Land preparation







Types of tillage







Describe primary and secondary tillage.





Tillage is normally classified as primary or secondary tillage. While soil puddling can be classified as a secondary tillage its primary purpose is to restrict water movement from the surface layers.




1. Primary tillage


Primary tillage is the first soil tillage after the last harvest. It is normally conducted when the soil is wet enough to allow plowing and strong enough to give reasonable levels of traction. This can be immediately after the crop harvest or at the beginning of the next wet season. When there is sufficient power available some soil types are ploughed dry.
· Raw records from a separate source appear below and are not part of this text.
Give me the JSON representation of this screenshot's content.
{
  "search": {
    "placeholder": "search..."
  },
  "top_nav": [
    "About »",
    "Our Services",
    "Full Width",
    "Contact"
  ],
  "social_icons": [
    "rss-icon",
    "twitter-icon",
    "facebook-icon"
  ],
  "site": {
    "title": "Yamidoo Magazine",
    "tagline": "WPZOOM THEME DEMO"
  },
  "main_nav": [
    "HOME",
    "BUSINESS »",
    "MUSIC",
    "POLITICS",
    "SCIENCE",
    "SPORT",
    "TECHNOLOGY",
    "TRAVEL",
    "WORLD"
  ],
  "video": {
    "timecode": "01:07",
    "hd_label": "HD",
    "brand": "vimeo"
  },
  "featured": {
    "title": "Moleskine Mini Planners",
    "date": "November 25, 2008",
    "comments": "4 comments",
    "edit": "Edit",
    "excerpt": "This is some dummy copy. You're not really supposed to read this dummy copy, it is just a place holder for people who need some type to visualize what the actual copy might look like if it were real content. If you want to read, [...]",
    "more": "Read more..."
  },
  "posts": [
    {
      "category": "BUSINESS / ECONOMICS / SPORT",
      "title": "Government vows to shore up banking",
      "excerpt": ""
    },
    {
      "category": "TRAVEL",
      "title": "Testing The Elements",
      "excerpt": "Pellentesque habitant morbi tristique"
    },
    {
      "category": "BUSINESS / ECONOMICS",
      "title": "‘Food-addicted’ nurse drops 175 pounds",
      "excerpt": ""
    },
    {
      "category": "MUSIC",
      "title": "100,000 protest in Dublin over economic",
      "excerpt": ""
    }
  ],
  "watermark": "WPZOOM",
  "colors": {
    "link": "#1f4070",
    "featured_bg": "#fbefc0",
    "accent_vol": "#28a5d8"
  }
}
The objectives of primary tillage are:

  • to attain a reasonable depth (10-15 cm) of soft soil with varying clod sizes;

  • kill weeds by burying or cutting and exposing the roots

  • soil aeration and water accumulation; depending on the soil type and the plough the soil will normally be inverted aerating the deep layers and trapping water during a rainfall event

  • chop and incorporate crop residues.


Ploughing with an animal (left) or a tractor with a one-way disc


The implement most commonly used with an animal powered system is the moldboard plows. In clay soils, the fields often have to be fully saturated before tillage can be undertaken. In lighter texture soils such as loam or sand, tillage can be undertaken at moisture levels below field capacity.

In 2-wheel powered systems both moldboard and disc ploughs (one-way disc)are used. The disc is usually the preferred system as it takes less power and can handle obstacles much easier.

In a 4-wheel tractor system, three-disc, seven-disc and offset ploughs are the most common. Tined plows are preferable in the upland systems but as yet not widely available in Asia.



primary tillage



























2. Secondary tillage


Secondary tillage is any working completed after primary tillage and is undertaken for

  • reducing clod size,

  • weed control,

  • incorporation of fertilizers,

  • puddling and

  • leveling soil surface.


Secondary workings are usually shallower and less aggressive than primary tillage. In the animal powered system, the second working is normally undertaken with the moldboard plough when the field is fully saturated. The final workings are then completed using peg tooth harrows to puddle the soil and leave the surface level and ready for planting.

In 2-wheel tractor systems, the moldboard, the disc and the rotovator are used for second working. In some instances peg tooth harrows are also used if rotovators are not available. Cage wheels on the tractor are needed for traction in all soil types and these also help puddle the soil.

In 4-wheel tractor systems, tined cultivators, seven-disc ploughs, offset disc ploughs and rotovators are the most commonly used equipment for second workings. In this system, fields are either mechanically puddled with tractors using a rotovator and leveling board or by tractors fitted with large cage wheels and harrows.


Normally 2-3 secondary workings are done after primary tillage and before planting but this will depend the cloddiness of the soil, the number of weeds, the need to incorporate fertilizer and the need for puddling. It is common in many countries for the first two workings to be undertaken using tractors and the final working done by animals and harrows.


Secondary tillage using a rotovator (left), harrowing operation (right)



Puddling is the working of the soil in a totally flooded state to realign soil particles in a manner that will reduce the water penetration and leave the surface level for crop establishment. It is normally done using tractors and rotovators or animals and peg tooth harrows.


Puddling by a 2-wheel tractor



secondary tillage



3. How is upland tillage different?


Upland tillage is undertaken in locations where crops are grown in aerobic soil conditions. This means that the soils are non-puddled soils and there is no freestanding water in the fields.


Soil moisture levels are critical when ploughing in an upland-farming situation. If the soil is too dry it will not till easily, the power requirement will increase and in clay soils large clods may be formed. In clay soils these large clods may cause problems when trying to decrease ped size to create a seedbed. If the soil is ploughed very wet, near soil saturation, smearing and soil sealing can become problems during seedbed preparation.


Animal powered systems use a moldboard plough, while 2-wheel and 4-wheel tractor powered systems use one-way disc, offset disc and tined implements. These systems often require more tillage operations to control weeds. In low land systems weeds are often controlled by incorporation while in upland systems weeds are best cut and left on the surface to die.



Upland tillage


In these systems water erosion can be a problem and ploughing on the contour is recommended.






Next lesson


In the next lesson we will discuss the importance of plowing patterns, and show how it can be done.